— Navy Electrician’s Mate 3rd Class George H. Gibson, 20, of Winchester, Kan., whose identification was previously announced, will be buried July 21 in Inglewood, Calif. Gibson was stationed aboard the USS Oklahoma, which was moored at Ford Island, Pearl Harbor, when the ship was attacked by Japanese aircraft on Dec. 7, 1941. The battleship sustained multiple torpedo hits, which caused it to quickly capsize. The attack on the ship resulted in the deaths of 429 crewmen. Read about Gibson.
— Army Cpl. Francisco Ramos-Rivera was a member of Company H, 2nd Battalion, 19th Infantry Regiment, 24th Infantry Division, engaged in combat operations against North Korean forces near Taegon, South Korea. As U.S. forces regrouped after their evacuation, Ramos-Rivera could not be accounted-for and was declared missing in action on July 20, 1950. Interment services are pending. Read about Ramos-Rivera.
— Army Master Sgt. Leonard K. Chinn was a member of Company D, 2nd Engineer Combat Battalion, 2nd Infantry Division, when his unit was fighting off persistent Chinese attacks in North Korea.
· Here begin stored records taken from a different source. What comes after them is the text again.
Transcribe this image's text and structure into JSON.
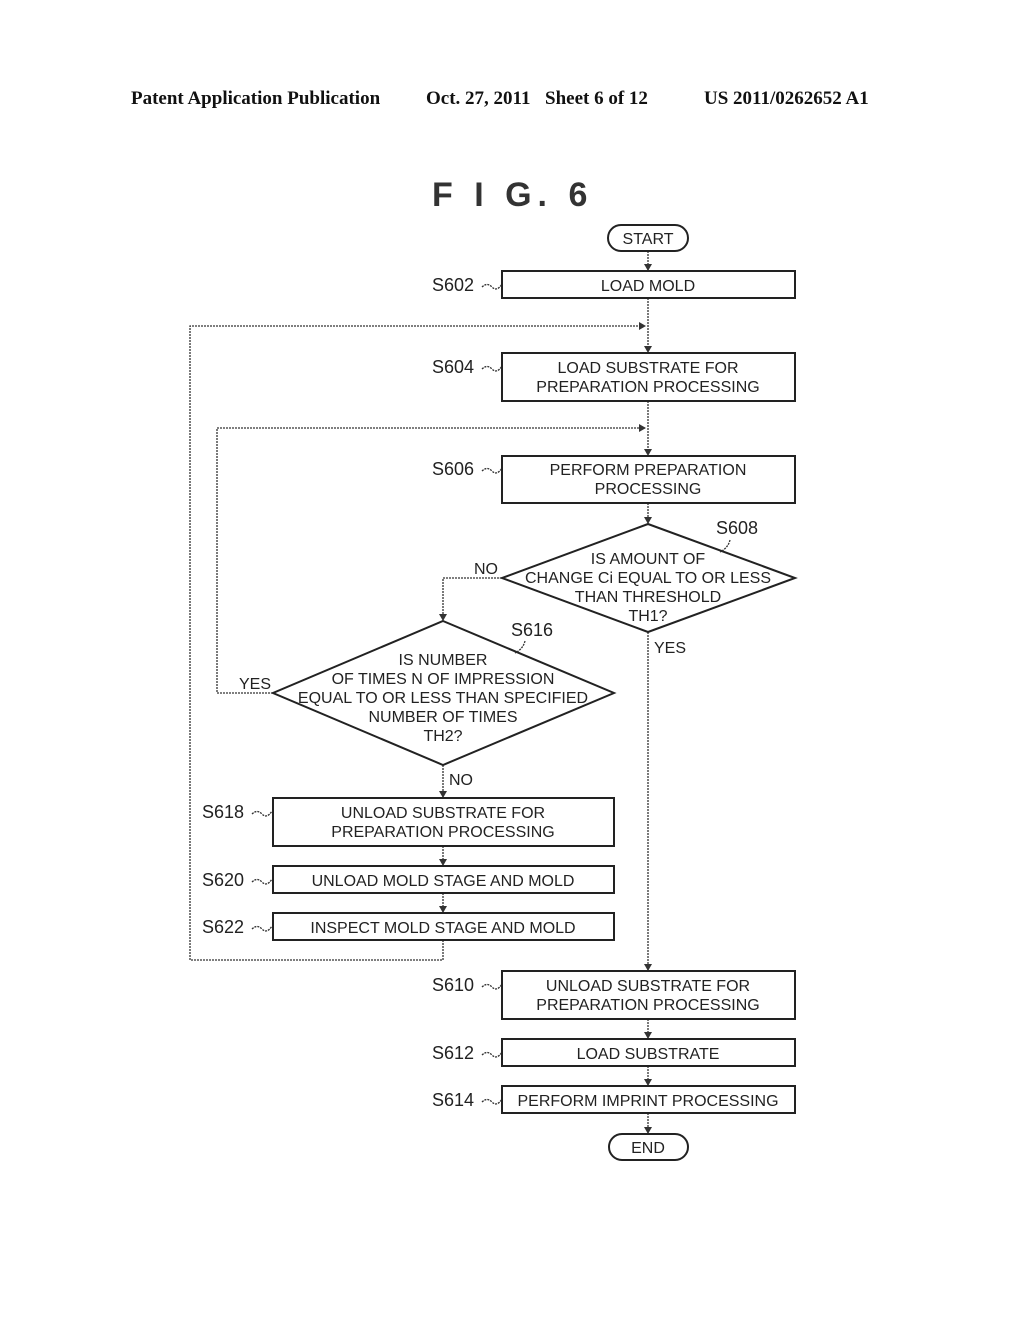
{
  "header": {
    "publication": "Patent Application Publication",
    "date": "Oct. 27, 2011",
    "sheet": "Sheet 6 of 12",
    "number": "US 2011/0262652 A1"
  },
  "figure": {
    "title": "F I G. 6"
  },
  "flowchart": {
    "start": "START",
    "end": "END",
    "steps": {
      "s602": {
        "id": "S602",
        "lines": [
          "LOAD MOLD"
        ]
      },
      "s604": {
        "id": "S604",
        "lines": [
          "LOAD SUBSTRATE FOR",
          "PREPARATION PROCESSING"
        ]
      },
      "s606": {
        "id": "S606",
        "lines": [
          "PERFORM PREPARATION",
          "PROCESSING"
        ]
      },
      "s608": {
        "id": "S608",
        "lines": [
          "IS AMOUNT OF",
          "CHANGE Ci EQUAL TO OR LESS",
          "THAN THRESHOLD",
          "TH1?"
        ]
      },
      "s616": {
        "id": "S616",
        "lines": [
          "IS NUMBER",
          "OF TIMES N OF IMPRESSION",
          "EQUAL TO OR LESS THAN SPECIFIED",
          "NUMBER OF TIMES",
          "TH2?"
        ]
      },
      "s618": {
        "id": "S618",
        "lines": [
          "UNLOAD SUBSTRATE FOR",
          "PREPARATION PROCESSING"
        ]
      },
      "s620": {
        "id": "S620",
        "lines": [
          "UNLOAD MOLD STAGE AND MOLD"
        ]
      },
      "s622": {
        "id": "S622",
        "lines": [
          "INSPECT MOLD STAGE AND MOLD"
        ]
      },
      "s610": {
        "id": "S610",
        "lines": [
          "UNLOAD SUBSTRATE FOR",
          "PREPARATION PROCESSING"
        ]
      },
      "s612": {
        "id": "S612",
        "lines": [
          "LOAD SUBSTRATE"
        ]
      },
      "s614": {
        "id": "S614",
        "lines": [
          "PERFORM IMPRINT PROCESSING"
        ]
      }
    },
    "branch_labels": {
      "s608_no": "NO",
      "s608_yes": "YES",
      "s616_yes": "YES",
      "s616_no": "NO"
    }
  }
}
Chinn was reportedly captured by enemy forces on Dec. 1, 1950, and was held at several temporary prisoner of war camps before being marched northwest to POW Camp 5 Complex, North Korea. Interment services are pending. Read about Chinn.
— Army Pvt. Delbert J. Holliday was a member of Company C, 1st Battalion, 7th Cavalry Regiment, 7th Cavalry Division, participating in combat actions against the Chinese People’s Volunteer Forces in the vicinity of North Pyongan Province, North Korea. Holliday was killed in action on Nov. 30, 1950 and was reportedly buried in the United Nations Military Cemetery in Pyongyang. As the United Nations’ situation with North Korea worsened, circumstances forced the cemetery in Pyongyang to close on Dec. 3, 1950, and buried remains could not be recovered. Interment services are pending. Read about Holliday.
As always, we want to hear your advocacy stories. Email the VFW to share your stories or photos with us.
Missed last week’s issue? Read it here.